▶ **INSTRUCTIONS TO FOLLOW**: Look through the lines below; wherever the word "label" appears, copy that line.

▶ **AVAILABLE DATA**:
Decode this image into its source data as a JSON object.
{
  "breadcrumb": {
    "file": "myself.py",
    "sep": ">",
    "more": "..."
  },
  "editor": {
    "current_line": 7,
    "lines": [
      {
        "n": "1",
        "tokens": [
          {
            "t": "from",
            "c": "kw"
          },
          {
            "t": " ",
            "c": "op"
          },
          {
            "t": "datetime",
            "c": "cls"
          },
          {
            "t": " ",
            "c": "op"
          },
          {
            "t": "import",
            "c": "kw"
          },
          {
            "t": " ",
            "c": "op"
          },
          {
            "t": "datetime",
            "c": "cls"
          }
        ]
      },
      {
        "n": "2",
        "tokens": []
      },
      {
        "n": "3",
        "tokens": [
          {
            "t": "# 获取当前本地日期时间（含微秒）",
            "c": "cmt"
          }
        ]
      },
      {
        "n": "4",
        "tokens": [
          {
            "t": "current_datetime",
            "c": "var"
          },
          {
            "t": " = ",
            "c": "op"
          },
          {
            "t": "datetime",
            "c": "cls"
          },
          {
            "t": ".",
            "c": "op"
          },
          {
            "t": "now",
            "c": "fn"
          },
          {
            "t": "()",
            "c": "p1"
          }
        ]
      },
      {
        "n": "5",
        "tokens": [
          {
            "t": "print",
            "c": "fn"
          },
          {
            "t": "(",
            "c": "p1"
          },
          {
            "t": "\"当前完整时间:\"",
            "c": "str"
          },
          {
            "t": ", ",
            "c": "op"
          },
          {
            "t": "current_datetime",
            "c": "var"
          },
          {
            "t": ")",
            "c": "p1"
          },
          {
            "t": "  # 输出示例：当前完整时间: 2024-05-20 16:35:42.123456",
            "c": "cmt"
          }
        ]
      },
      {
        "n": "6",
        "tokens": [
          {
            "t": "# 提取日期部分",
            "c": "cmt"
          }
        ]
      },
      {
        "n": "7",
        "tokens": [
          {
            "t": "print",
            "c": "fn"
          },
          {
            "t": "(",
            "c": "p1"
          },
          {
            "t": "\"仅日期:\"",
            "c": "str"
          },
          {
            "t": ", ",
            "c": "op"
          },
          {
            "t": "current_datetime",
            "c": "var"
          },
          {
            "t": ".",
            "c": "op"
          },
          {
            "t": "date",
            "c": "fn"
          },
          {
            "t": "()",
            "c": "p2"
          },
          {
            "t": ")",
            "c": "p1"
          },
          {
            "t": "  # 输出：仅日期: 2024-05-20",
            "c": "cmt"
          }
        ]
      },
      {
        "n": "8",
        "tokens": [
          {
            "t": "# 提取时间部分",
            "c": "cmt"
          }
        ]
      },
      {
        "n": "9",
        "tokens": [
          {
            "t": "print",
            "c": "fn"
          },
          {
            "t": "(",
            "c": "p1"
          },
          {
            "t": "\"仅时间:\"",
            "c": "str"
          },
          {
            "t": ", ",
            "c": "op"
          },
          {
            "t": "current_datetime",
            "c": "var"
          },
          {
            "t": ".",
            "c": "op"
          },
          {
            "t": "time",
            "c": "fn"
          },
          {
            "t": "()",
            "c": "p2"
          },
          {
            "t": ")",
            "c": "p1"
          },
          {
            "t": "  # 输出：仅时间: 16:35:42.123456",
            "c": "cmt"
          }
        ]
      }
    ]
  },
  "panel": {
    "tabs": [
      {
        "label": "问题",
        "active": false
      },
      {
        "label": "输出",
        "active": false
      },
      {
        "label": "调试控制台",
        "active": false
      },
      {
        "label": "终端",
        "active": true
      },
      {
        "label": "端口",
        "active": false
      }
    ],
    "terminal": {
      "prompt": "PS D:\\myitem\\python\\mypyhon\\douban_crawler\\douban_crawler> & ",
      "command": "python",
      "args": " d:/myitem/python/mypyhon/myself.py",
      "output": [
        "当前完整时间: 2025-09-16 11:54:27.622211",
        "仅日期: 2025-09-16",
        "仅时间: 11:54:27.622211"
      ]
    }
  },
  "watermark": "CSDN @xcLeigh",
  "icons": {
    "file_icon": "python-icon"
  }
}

▶ **REPLY**:
        "label": "问题",
        "label": "输出",
        "label": "调试控制台",
        "label": "终端",
        "label": "端口",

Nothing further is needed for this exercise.